TASK REQUIREMENTS
A word-for-word copy of the data, with no images, is the required answer.

(Beginning of EXCERPTED RECORDS)

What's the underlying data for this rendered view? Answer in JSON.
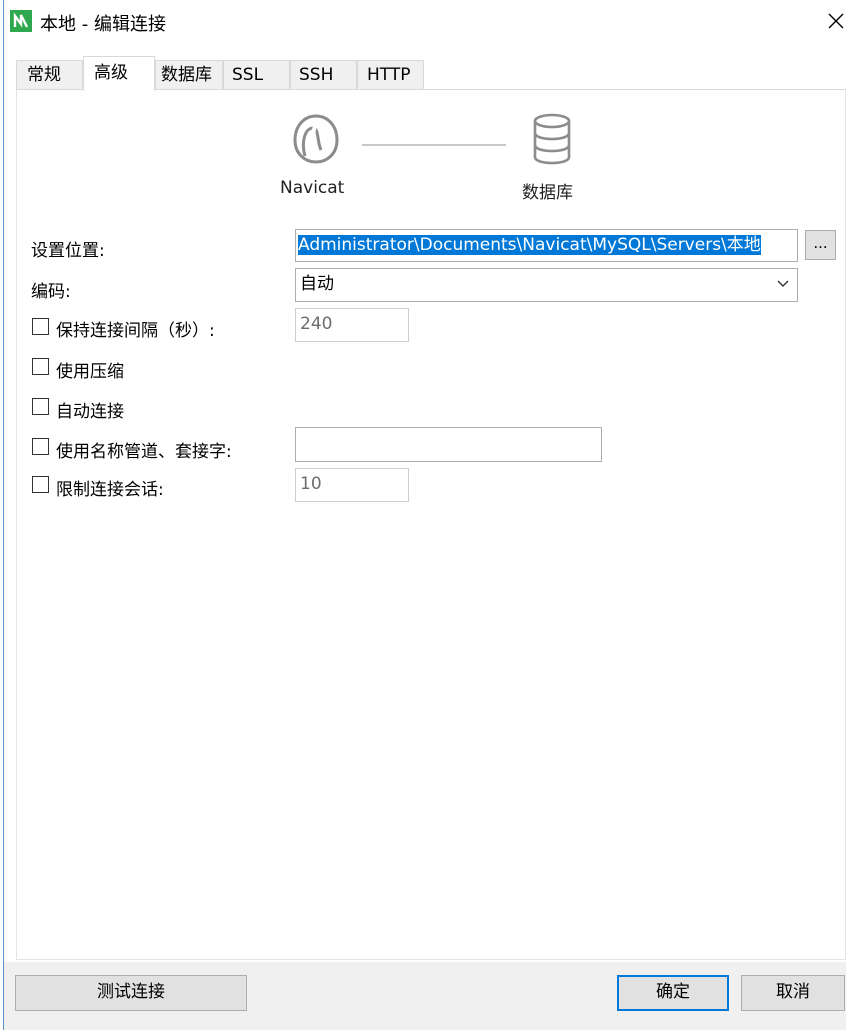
{
  "window": {
    "title": "本地 - 编辑连接"
  },
  "tabs": [
    {
      "label": "常规"
    },
    {
      "label": "高级"
    },
    {
      "label": "数据库"
    },
    {
      "label": "SSL"
    },
    {
      "label": "SSH"
    },
    {
      "label": "HTTP"
    }
  ],
  "active_tab": "高级",
  "diagram": {
    "left_label": "Navicat",
    "right_label": "数据库"
  },
  "form": {
    "location_label": "设置位置:",
    "location_value": "Administrator\\Documents\\Navicat\\MySQL\\Servers\\本地",
    "browse_label": "...",
    "encoding_label": "编码:",
    "encoding_value": "自动",
    "keepalive_label": "保持连接间隔（秒）:",
    "keepalive_value": "240",
    "keepalive_checked": false,
    "compression_label": "使用压缩",
    "compression_checked": false,
    "autoconnect_label": "自动连接",
    "autoconnect_checked": false,
    "namedpipe_label": "使用名称管道、套接字:",
    "namedpipe_value": "",
    "namedpipe_checked": false,
    "sessionlimit_label": "限制连接会话:",
    "sessionlimit_value": "10",
    "sessionlimit_checked": false
  },
  "footer": {
    "test_button": "测试连接",
    "ok_button": "确定",
    "cancel_button": "取消"
  },
  "colors": {
    "selection": "#0078d7",
    "app_icon_green": "#2fa84f"
  }
}
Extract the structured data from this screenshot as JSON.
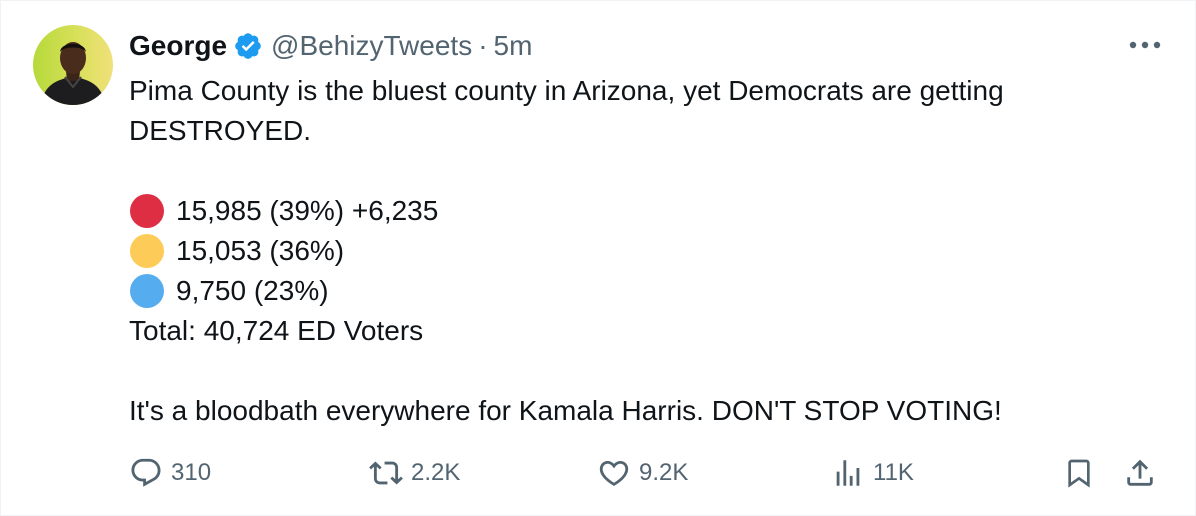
{
  "author": {
    "name": "George",
    "handle": "@BehizyTweets",
    "separator": "·",
    "time": "5m",
    "verified": true
  },
  "tweet": {
    "line1": "Pima County is the bluest county in Arizona, yet Democrats are getting",
    "line2": "DESTROYED.",
    "results": [
      {
        "color": "#dd2e44",
        "text": "15,985 (39%) +6,235"
      },
      {
        "color": "#fdcb58",
        "text": "15,053 (36%)"
      },
      {
        "color": "#55acee",
        "text": "9,750 (23%)"
      }
    ],
    "total": "Total: 40,724 ED Voters",
    "closing": "It's a bloodbath everywhere for Kamala Harris. DON'T STOP VOTING!"
  },
  "actions": {
    "replies": "310",
    "retweets": "2.2K",
    "likes": "9.2K",
    "views": "11K"
  },
  "colors": {
    "verified_blue": "#1d9bf0",
    "muted": "#536471",
    "text": "#0f1419"
  },
  "icons": {
    "more": "more-dots-icon",
    "reply": "reply-bubble-icon",
    "retweet": "retweet-icon",
    "like": "heart-icon",
    "views": "analytics-bars-icon",
    "bookmark": "bookmark-icon",
    "share": "share-upload-icon"
  }
}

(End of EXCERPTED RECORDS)

EXERCISE OUTPUT
What's the underlying data for this rendered view? Answer in JSON.
{
  "window": {
    "title": "本地 - 编辑连接"
  },
  "tabs": [
    {
      "label": "常规"
    },
    {
      "label": "高级"
    },
    {
      "label": "数据库"
    },
    {
      "label": "SSL"
    },
    {
      "label": "SSH"
    },
    {
      "label": "HTTP"
    }
  ],
  "active_tab": "高级",
  "diagram": {
    "left_label": "Navicat",
    "right_label": "数据库"
  },
  "form": {
    "location_label": "设置位置:",
    "location_value": "Administrator\\Documents\\Navicat\\MySQL\\Servers\\本地",
    "browse_label": "...",
    "encoding_label": "编码:",
    "encoding_value": "自动",
    "keepalive_label": "保持连接间隔（秒）:",
    "keepalive_value": "240",
    "keepalive_checked": false,
    "compression_label": "使用压缩",
    "compression_checked": false,
    "autoconnect_label": "自动连接",
    "autoconnect_checked": false,
    "namedpipe_label": "使用名称管道、套接字:",
    "namedpipe_value": "",
    "namedpipe_checked": false,
    "sessionlimit_label": "限制连接会话:",
    "sessionlimit_value": "10",
    "sessionlimit_checked": false
  },
  "footer": {
    "test_button": "测试连接",
    "ok_button": "确定",
    "cancel_button": "取消"
  },
  "colors": {
    "selection": "#0078d7",
    "app_icon_green": "#2fa84f"
  }
}
Extract the structured data from this screenshot as JSON.
{
  "author": {
    "name": "George",
    "handle": "@BehizyTweets",
    "separator": "·",
    "time": "5m",
    "verified": true
  },
  "tweet": {
    "line1": "Pima County is the bluest county in Arizona, yet Democrats are getting",
    "line2": "DESTROYED.",
    "results": [
      {
        "color": "#dd2e44",
        "text": "15,985 (39%) +6,235"
      },
      {
        "color": "#fdcb58",
        "text": "15,053 (36%)"
      },
      {
        "color": "#55acee",
        "text": "9,750 (23%)"
      }
    ],
    "total": "Total: 40,724 ED Voters",
    "closing": "It's a bloodbath everywhere for Kamala Harris. DON'T STOP VOTING!"
  },
  "actions": {
    "replies": "310",
    "retweets": "2.2K",
    "likes": "9.2K",
    "views": "11K"
  },
  "colors": {
    "verified_blue": "#1d9bf0",
    "muted": "#536471",
    "text": "#0f1419"
  },
  "icons": {
    "more": "more-dots-icon",
    "reply": "reply-bubble-icon",
    "retweet": "retweet-icon",
    "like": "heart-icon",
    "views": "analytics-bars-icon",
    "bookmark": "bookmark-icon",
    "share": "share-upload-icon"
  }
}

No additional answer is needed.